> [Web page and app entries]
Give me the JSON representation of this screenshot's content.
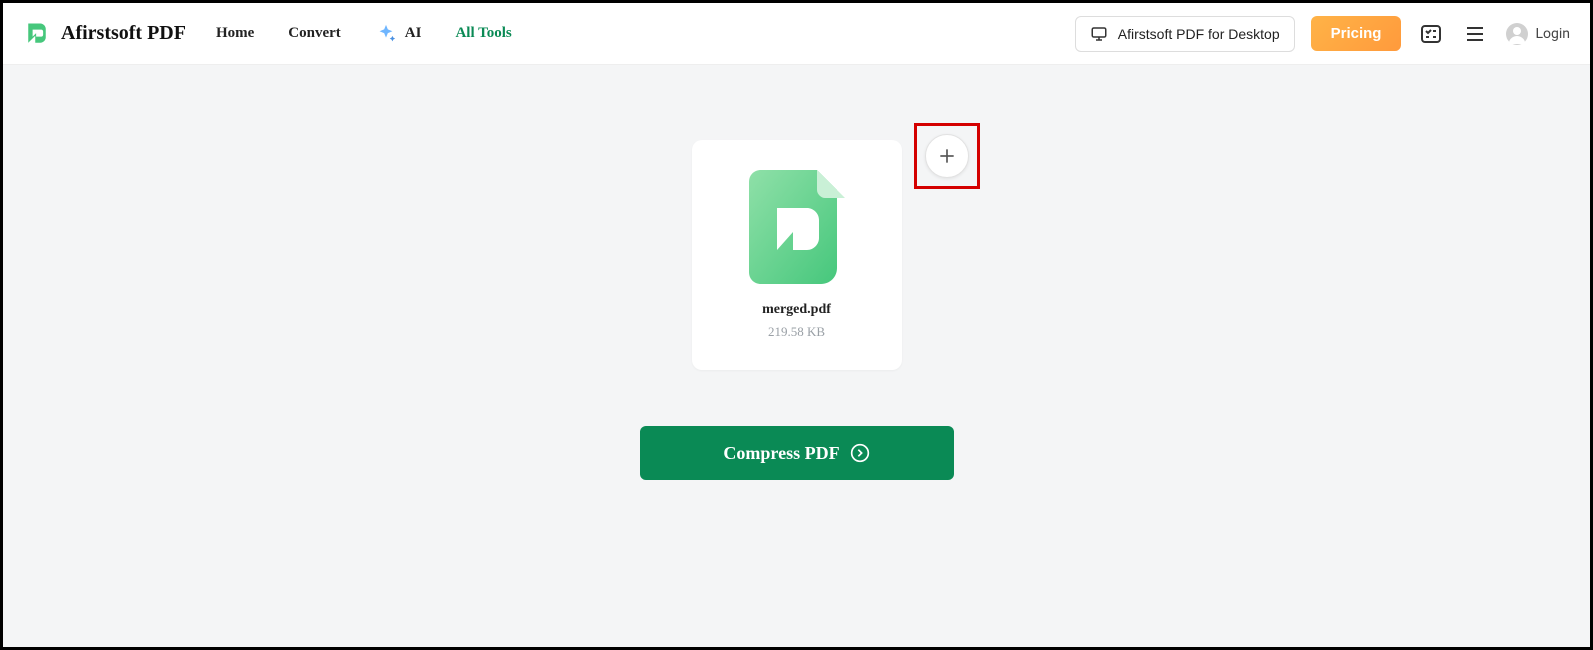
{
  "brand": {
    "name": "Afirstsoft PDF"
  },
  "nav": {
    "home": "Home",
    "convert": "Convert",
    "ai": "AI",
    "all_tools": "All Tools"
  },
  "actions": {
    "desktop_label": "Afirstsoft PDF for Desktop",
    "pricing_label": "Pricing",
    "login_label": "Login"
  },
  "file": {
    "name": "merged.pdf",
    "size": "219.58 KB"
  },
  "main": {
    "compress_label": "Compress PDF"
  },
  "colors": {
    "accent": "#0a8a55",
    "highlight": "#d40000",
    "pricing_gradient_start": "#ffb347",
    "pricing_gradient_end": "#ff9a3c"
  }
}
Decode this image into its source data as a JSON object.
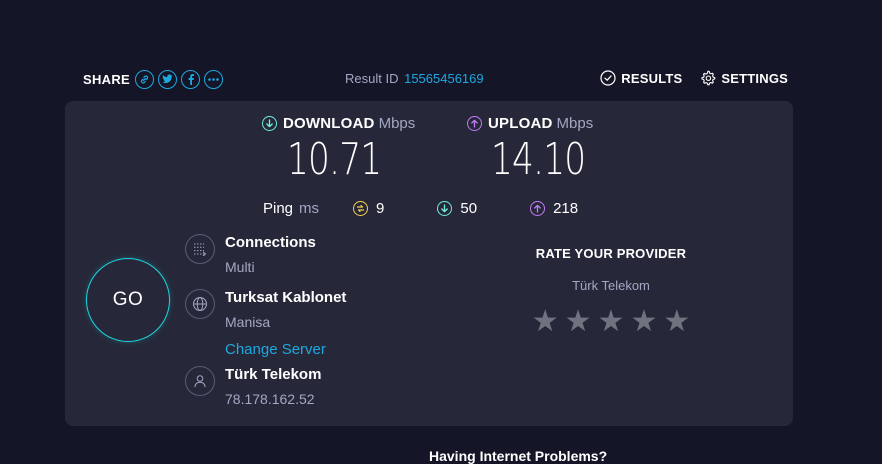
{
  "share": {
    "label": "SHARE",
    "icons": [
      "link-icon",
      "twitter-icon",
      "facebook-icon",
      "more-icon"
    ]
  },
  "result": {
    "label": "Result ID",
    "id": "15565456169"
  },
  "nav": {
    "results_label": "RESULTS",
    "settings_label": "SETTINGS"
  },
  "download": {
    "label": "DOWNLOAD",
    "unit": "Mbps",
    "value": "10.71",
    "icon": "download-arrow-icon",
    "color": "#6ff0da"
  },
  "upload": {
    "label": "UPLOAD",
    "unit": "Mbps",
    "value": "14.10",
    "icon": "upload-arrow-icon",
    "color": "#c37bf6"
  },
  "ping": {
    "label": "Ping",
    "unit": "ms",
    "idle": "9",
    "download": "50",
    "upload": "218",
    "idle_color": "#f5d34a"
  },
  "go_label": "GO",
  "connections": {
    "title": "Connections",
    "value": "Multi",
    "icon": "connections-icon"
  },
  "server": {
    "title": "Turksat Kablonet",
    "location": "Manisa",
    "change_label": "Change Server",
    "icon": "globe-icon"
  },
  "provider": {
    "title": "Türk Telekom",
    "ip": "78.178.162.52",
    "icon": "user-icon"
  },
  "rate": {
    "title": "RATE YOUR PROVIDER",
    "provider": "Türk Telekom",
    "stars": 5,
    "rating": 0
  },
  "bottom": {
    "text": "Having Internet Problems?"
  },
  "colors": {
    "background": "#141526",
    "panel": "#262839",
    "accent": "#1ea8e0",
    "go_ring": "#1dd6e0"
  }
}
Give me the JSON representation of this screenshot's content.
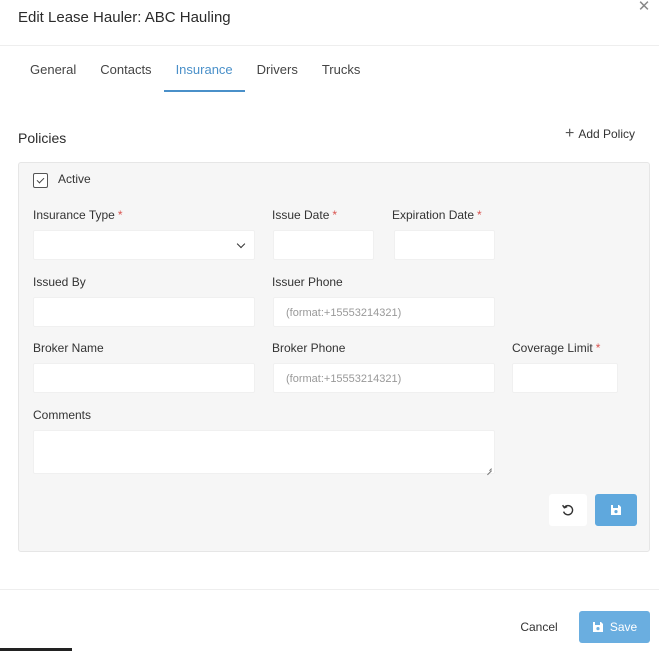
{
  "dialog": {
    "title": "Edit Lease Hauler: ABC Hauling",
    "close_icon": "close-icon"
  },
  "tabs": [
    {
      "label": "General",
      "active": false
    },
    {
      "label": "Contacts",
      "active": false
    },
    {
      "label": "Insurance",
      "active": true
    },
    {
      "label": "Drivers",
      "active": false
    },
    {
      "label": "Trucks",
      "active": false
    }
  ],
  "policies": {
    "heading": "Policies",
    "add_label": "Add Policy",
    "active_label": "Active",
    "active_checked": true,
    "fields": {
      "insurance_type": {
        "label": "Insurance Type",
        "required": "*",
        "value": ""
      },
      "issue_date": {
        "label": "Issue Date",
        "required": "*",
        "value": ""
      },
      "expiration_date": {
        "label": "Expiration Date",
        "required": "*",
        "value": ""
      },
      "issued_by": {
        "label": "Issued By",
        "value": ""
      },
      "issuer_phone": {
        "label": "Issuer Phone",
        "placeholder": "(format:+15553214321)"
      },
      "broker_name": {
        "label": "Broker Name",
        "value": ""
      },
      "broker_phone": {
        "label": "Broker Phone",
        "placeholder": "(format:+15553214321)"
      },
      "coverage_limit": {
        "label": "Coverage Limit",
        "required": "*",
        "value": ""
      },
      "comments": {
        "label": "Comments",
        "value": ""
      }
    }
  },
  "footer": {
    "cancel_label": "Cancel",
    "save_label": "Save"
  },
  "colors": {
    "accent": "#4a90c9",
    "save_button": "#6aaee0",
    "required": "#d9534f"
  }
}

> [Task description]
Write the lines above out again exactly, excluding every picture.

> [Problem solution]
Give me the JSON representation of this screenshot's content.
{
  "brand": {
    "name": "Afirstsoft PDF"
  },
  "nav": {
    "home": "Home",
    "convert": "Convert",
    "ai": "AI",
    "all_tools": "All Tools"
  },
  "actions": {
    "desktop_label": "Afirstsoft PDF for Desktop",
    "pricing_label": "Pricing",
    "login_label": "Login"
  },
  "file": {
    "name": "merged.pdf",
    "size": "219.58 KB"
  },
  "main": {
    "compress_label": "Compress PDF"
  },
  "colors": {
    "accent": "#0a8a55",
    "highlight": "#d40000",
    "pricing_gradient_start": "#ffb347",
    "pricing_gradient_end": "#ff9a3c"
  }
}
Decode this image into its source data as a JSON object.
{
  "share": {
    "label": "SHARE",
    "icons": [
      "link-icon",
      "twitter-icon",
      "facebook-icon",
      "more-icon"
    ]
  },
  "result": {
    "label": "Result ID",
    "id": "15565456169"
  },
  "nav": {
    "results_label": "RESULTS",
    "settings_label": "SETTINGS"
  },
  "download": {
    "label": "DOWNLOAD",
    "unit": "Mbps",
    "value": "10.71",
    "icon": "download-arrow-icon",
    "color": "#6ff0da"
  },
  "upload": {
    "label": "UPLOAD",
    "unit": "Mbps",
    "value": "14.10",
    "icon": "upload-arrow-icon",
    "color": "#c37bf6"
  },
  "ping": {
    "label": "Ping",
    "unit": "ms",
    "idle": "9",
    "download": "50",
    "upload": "218",
    "idle_color": "#f5d34a"
  },
  "go_label": "GO",
  "connections": {
    "title": "Connections",
    "value": "Multi",
    "icon": "connections-icon"
  },
  "server": {
    "title": "Turksat Kablonet",
    "location": "Manisa",
    "change_label": "Change Server",
    "icon": "globe-icon"
  },
  "provider": {
    "title": "Türk Telekom",
    "ip": "78.178.162.52",
    "icon": "user-icon"
  },
  "rate": {
    "title": "RATE YOUR PROVIDER",
    "provider": "Türk Telekom",
    "stars": 5,
    "rating": 0
  },
  "bottom": {
    "text": "Having Internet Problems?"
  },
  "colors": {
    "background": "#141526",
    "panel": "#262839",
    "accent": "#1ea8e0",
    "go_ring": "#1dd6e0"
  }
}
Give me the JSON representation of this screenshot's content.
{
  "dialog": {
    "title": "Edit Lease Hauler: ABC Hauling",
    "close_icon": "close-icon"
  },
  "tabs": [
    {
      "label": "General",
      "active": false
    },
    {
      "label": "Contacts",
      "active": false
    },
    {
      "label": "Insurance",
      "active": true
    },
    {
      "label": "Drivers",
      "active": false
    },
    {
      "label": "Trucks",
      "active": false
    }
  ],
  "policies": {
    "heading": "Policies",
    "add_label": "Add Policy",
    "active_label": "Active",
    "active_checked": true,
    "fields": {
      "insurance_type": {
        "label": "Insurance Type",
        "required": "*",
        "value": ""
      },
      "issue_date": {
        "label": "Issue Date",
        "required": "*",
        "value": ""
      },
      "expiration_date": {
        "label": "Expiration Date",
        "required": "*",
        "value": ""
      },
      "issued_by": {
        "label": "Issued By",
        "value": ""
      },
      "issuer_phone": {
        "label": "Issuer Phone",
        "placeholder": "(format:+15553214321)"
      },
      "broker_name": {
        "label": "Broker Name",
        "value": ""
      },
      "broker_phone": {
        "label": "Broker Phone",
        "placeholder": "(format:+15553214321)"
      },
      "coverage_limit": {
        "label": "Coverage Limit",
        "required": "*",
        "value": ""
      },
      "comments": {
        "label": "Comments",
        "value": ""
      }
    }
  },
  "footer": {
    "cancel_label": "Cancel",
    "save_label": "Save"
  },
  "colors": {
    "accent": "#4a90c9",
    "save_button": "#6aaee0",
    "required": "#d9534f"
  }
}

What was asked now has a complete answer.